(Records for this exercise Opens)

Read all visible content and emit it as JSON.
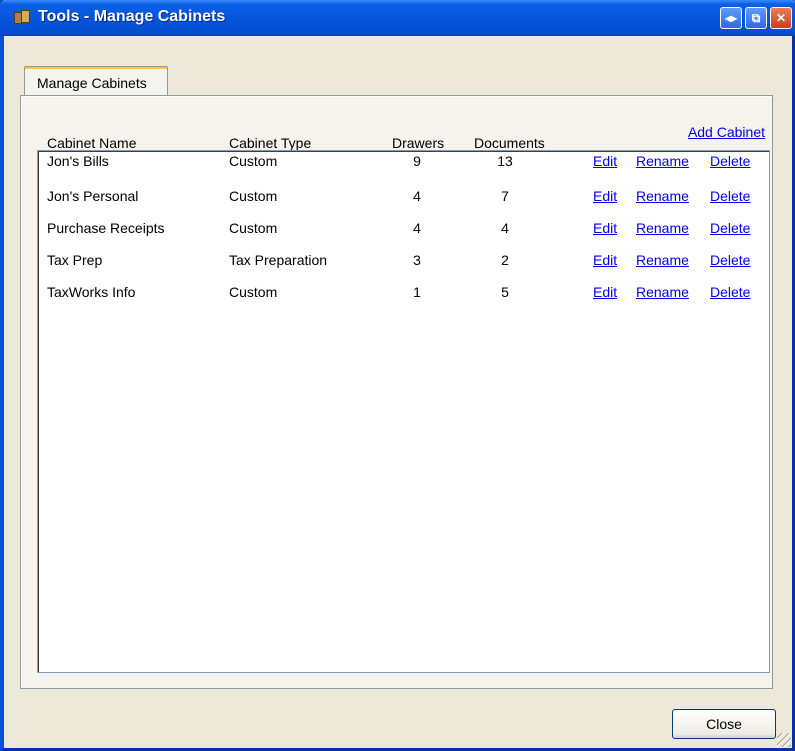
{
  "window": {
    "title": "Tools - Manage Cabinets"
  },
  "tabs": [
    {
      "label": "Manage Cabinets"
    }
  ],
  "columns": {
    "name": "Cabinet Name",
    "type": "Cabinet Type",
    "drawers": "Drawers",
    "documents": "Documents"
  },
  "add_cabinet_label": "Add Cabinet",
  "row_actions": {
    "edit": "Edit",
    "rename": "Rename",
    "delete": "Delete"
  },
  "cabinets": [
    {
      "name": "Jon's Bills",
      "type": "Custom",
      "drawers": "9",
      "documents": "13"
    },
    {
      "name": "Jon's Personal",
      "type": "Custom",
      "drawers": "4",
      "documents": "7"
    },
    {
      "name": "Purchase Receipts",
      "type": "Custom",
      "drawers": "4",
      "documents": "4"
    },
    {
      "name": "Tax Prep",
      "type": "Tax Preparation",
      "drawers": "3",
      "documents": "2"
    },
    {
      "name": "TaxWorks Info",
      "type": "Custom",
      "drawers": "1",
      "documents": "5"
    }
  ],
  "footer": {
    "close_label": "Close"
  },
  "colors": {
    "title_bar": "#0654dc",
    "dialog_bg": "#ece9d8",
    "link": "#0000ee"
  }
}
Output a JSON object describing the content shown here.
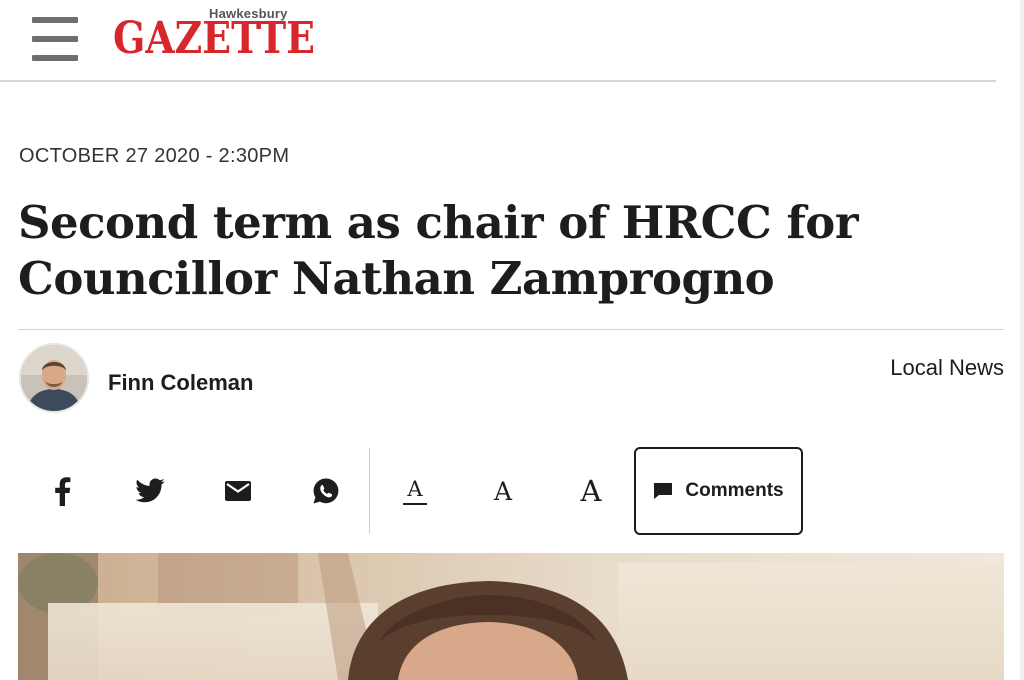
{
  "header": {
    "logo_small": "Hawkesbury",
    "logo_main": "GAZETTE",
    "brand_color": "#d8262d",
    "menu_icon": "hamburger-menu-icon"
  },
  "article": {
    "dateline": "OCTOBER 27 2020 - 2:30PM",
    "headline_line1": "Second term as chair of HRCC for",
    "headline_line2": "Councillor Nathan Zamprogno",
    "author": "Finn Coleman",
    "section": "Local News"
  },
  "toolbar": {
    "share_icons": [
      "facebook-icon",
      "twitter-icon",
      "email-icon",
      "whatsapp-icon"
    ],
    "font_size_options": [
      "A",
      "A",
      "A"
    ],
    "comments_label": "Comments",
    "comments_icon": "comment-bubble-icon"
  },
  "hero_image": {
    "description_icon": "article-photo"
  }
}
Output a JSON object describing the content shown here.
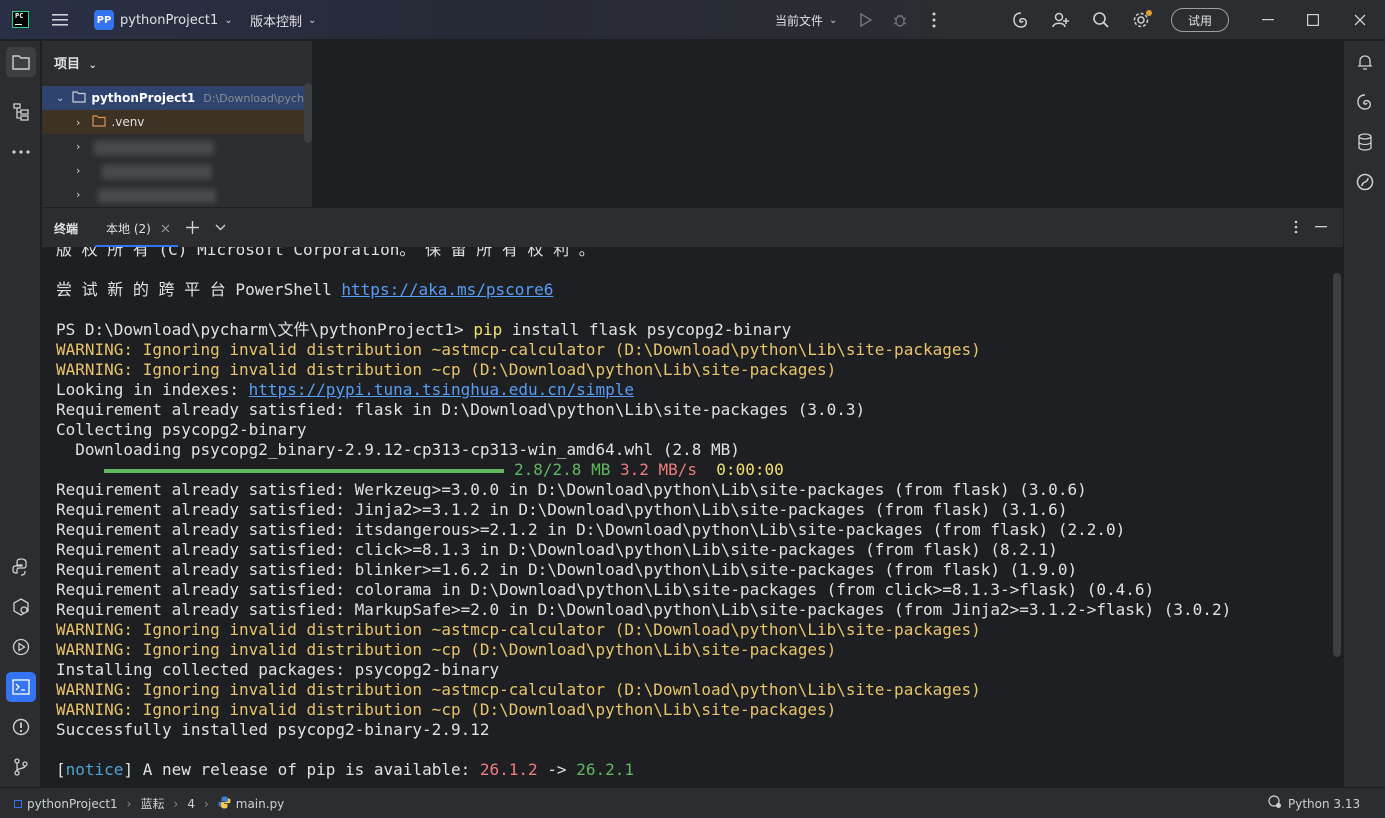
{
  "titlebar": {
    "project_badge": "PP",
    "project_name": "pythonProject1",
    "vcs_label": "版本控制",
    "run_config": "当前文件",
    "trial_label": "试用"
  },
  "project_panel": {
    "header": "项目",
    "root_name": "pythonProject1",
    "root_path": "D:\\Download\\pycharm",
    "venv_name": ".venv"
  },
  "terminal_tabs": {
    "title": "终端",
    "active_tab": "本地 (2)"
  },
  "terminal": {
    "lines": [
      {
        "text": "版 权 所 有 (C) Microsoft Corporation。 保 留 所 有 权 利 。",
        "type": "plain"
      },
      {
        "text": "",
        "type": "plain"
      },
      {
        "prefix": "尝 试 新 的 跨 平 台 PowerShell ",
        "link": "https://aka.ms/pscore6",
        "type": "link"
      },
      {
        "text": "",
        "type": "plain"
      },
      {
        "prefix": "PS D:\\Download\\pycharm\\文件\\pythonProject1> ",
        "cmd": "pip",
        "rest": " install flask psycopg2-binary",
        "type": "command"
      },
      {
        "text": "WARNING: Ignoring invalid distribution ~astmcp-calculator (D:\\Download\\python\\Lib\\site-packages)",
        "type": "warn"
      },
      {
        "text": "WARNING: Ignoring invalid distribution ~cp (D:\\Download\\python\\Lib\\site-packages)",
        "type": "warn"
      },
      {
        "prefix": "Looking in indexes: ",
        "link": "https://pypi.tuna.tsinghua.edu.cn/simple",
        "type": "link"
      },
      {
        "text": "Requirement already satisfied: flask in D:\\Download\\python\\Lib\\site-packages (3.0.3)",
        "type": "plain"
      },
      {
        "text": "Collecting psycopg2-binary",
        "type": "plain"
      },
      {
        "text": "  Downloading psycopg2_binary-2.9.12-cp313-cp313-win_amd64.whl (2.8 MB)",
        "type": "plain"
      },
      {
        "size": "2.8/2.8 MB",
        "speed": "3.2 MB/s",
        "eta": "0:00:00",
        "progress": 1.0,
        "type": "progress"
      },
      {
        "text": "Requirement already satisfied: Werkzeug>=3.0.0 in D:\\Download\\python\\Lib\\site-packages (from flask) (3.0.6)",
        "type": "plain"
      },
      {
        "text": "Requirement already satisfied: Jinja2>=3.1.2 in D:\\Download\\python\\Lib\\site-packages (from flask) (3.1.6)",
        "type": "plain"
      },
      {
        "text": "Requirement already satisfied: itsdangerous>=2.1.2 in D:\\Download\\python\\Lib\\site-packages (from flask) (2.2.0)",
        "type": "plain"
      },
      {
        "text": "Requirement already satisfied: click>=8.1.3 in D:\\Download\\python\\Lib\\site-packages (from flask) (8.2.1)",
        "type": "plain"
      },
      {
        "text": "Requirement already satisfied: blinker>=1.6.2 in D:\\Download\\python\\Lib\\site-packages (from flask) (1.9.0)",
        "type": "plain"
      },
      {
        "text": "Requirement already satisfied: colorama in D:\\Download\\python\\Lib\\site-packages (from click>=8.1.3->flask) (0.4.6)",
        "type": "plain"
      },
      {
        "text": "Requirement already satisfied: MarkupSafe>=2.0 in D:\\Download\\python\\Lib\\site-packages (from Jinja2>=3.1.2->flask) (3.0.2)",
        "type": "plain"
      },
      {
        "text": "WARNING: Ignoring invalid distribution ~astmcp-calculator (D:\\Download\\python\\Lib\\site-packages)",
        "type": "warn"
      },
      {
        "text": "WARNING: Ignoring invalid distribution ~cp (D:\\Download\\python\\Lib\\site-packages)",
        "type": "warn"
      },
      {
        "text": "Installing collected packages: psycopg2-binary",
        "type": "plain"
      },
      {
        "text": "WARNING: Ignoring invalid distribution ~astmcp-calculator (D:\\Download\\python\\Lib\\site-packages)",
        "type": "warn"
      },
      {
        "text": "WARNING: Ignoring invalid distribution ~cp (D:\\Download\\python\\Lib\\site-packages)",
        "type": "warn"
      },
      {
        "text": "Successfully installed psycopg2-binary-2.9.12",
        "type": "plain"
      },
      {
        "text": "",
        "type": "plain"
      },
      {
        "tag": "notice",
        "msg": " A new release of pip is available: ",
        "old": "26.1.2",
        "arrow": " -> ",
        "new": "26.2.1",
        "type": "notice"
      }
    ]
  },
  "statusbar": {
    "crumb_project": "pythonProject1",
    "crumb_2": "蓝耘",
    "crumb_3": "4",
    "crumb_file": "main.py",
    "interpreter": "Python 3.13"
  },
  "colors": {
    "accent": "#3574f0",
    "warning": "#e8c46a",
    "link": "#589df6",
    "progress": "#5fb85f"
  }
}
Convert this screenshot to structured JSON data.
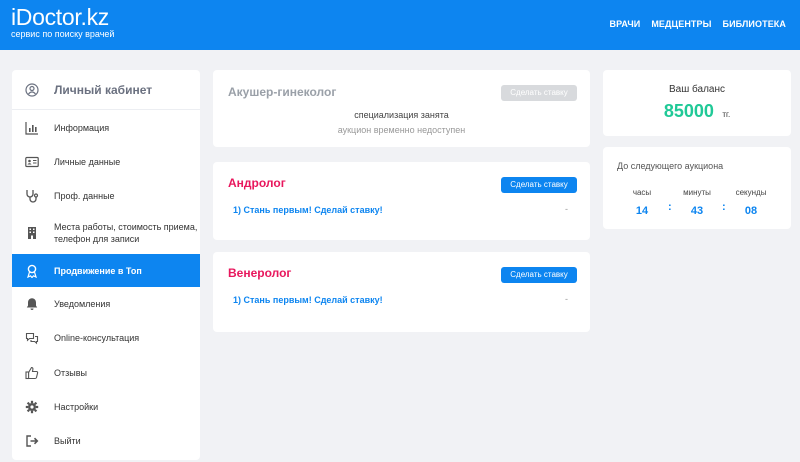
{
  "header": {
    "logo_main": "iDoctor.kz",
    "logo_sub": "сервис по поиску врачей",
    "nav": [
      "ВРАЧИ",
      "МЕДЦЕНТРЫ",
      "БИБЛИОТЕКА"
    ]
  },
  "sidebar": {
    "title": "Личный кабинет",
    "items": [
      {
        "label": "Информация",
        "icon": "chart-icon"
      },
      {
        "label": "Личные данные",
        "icon": "id-card-icon"
      },
      {
        "label": "Проф. данные",
        "icon": "stethoscope-icon"
      },
      {
        "label": "Места работы, стоимость приема, телефон для записи",
        "icon": "building-icon"
      },
      {
        "label": "Продвижение в Топ",
        "icon": "award-icon",
        "active": true
      },
      {
        "label": "Уведомления",
        "icon": "bell-icon"
      },
      {
        "label": "Online-консультация",
        "icon": "chat-icon"
      },
      {
        "label": "Отзывы",
        "icon": "thumbs-up-icon"
      },
      {
        "label": "Настройки",
        "icon": "gear-icon"
      },
      {
        "label": "Выйти",
        "icon": "logout-icon"
      }
    ]
  },
  "auctions": [
    {
      "title": "Акушер-гинеколог",
      "button": "Сделать ставку",
      "status_line1": "специализация занята",
      "status_line2": "аукцион временно недоступен"
    },
    {
      "title": "Андролог",
      "button": "Сделать ставку",
      "bid_text": "1)  Стань первым! Сделай ставку!",
      "bid_value": "-"
    },
    {
      "title": "Венеролог",
      "button": "Сделать ставку",
      "bid_text": "1)  Стань первым! Сделай ставку!",
      "bid_value": "-"
    }
  ],
  "balance": {
    "label": "Ваш баланс",
    "amount": "85000",
    "currency": "тг."
  },
  "timer": {
    "title": "До следующего аукциона",
    "hours_label": "часы",
    "minutes_label": "минуты",
    "seconds_label": "секунды",
    "hours": "14",
    "minutes": "43",
    "seconds": "08"
  },
  "colors": {
    "primary": "#0d85f0",
    "heading_pink": "#e8175d",
    "balance_green": "#20c997",
    "disabled": "#d8dadd"
  }
}
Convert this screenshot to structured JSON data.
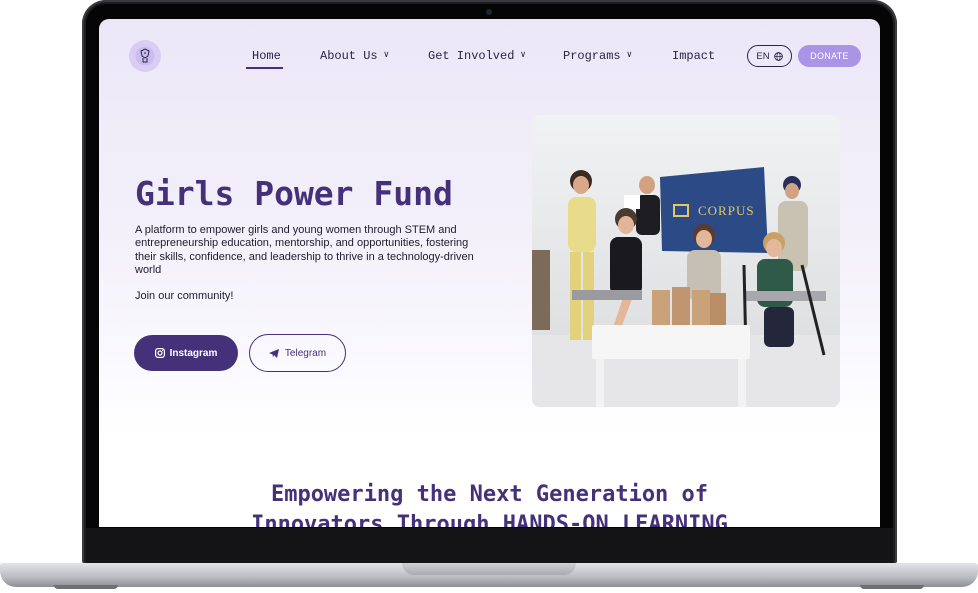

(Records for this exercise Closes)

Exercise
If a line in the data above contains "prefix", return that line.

Result of the task
        "prefix": "尝 试 新 的 跨 平 台 PowerShell ",
        "prefix": "PS D:\\Download\\pycharm\\文件\\pythonProject1> ",
        "prefix": "Looking in indexes: ",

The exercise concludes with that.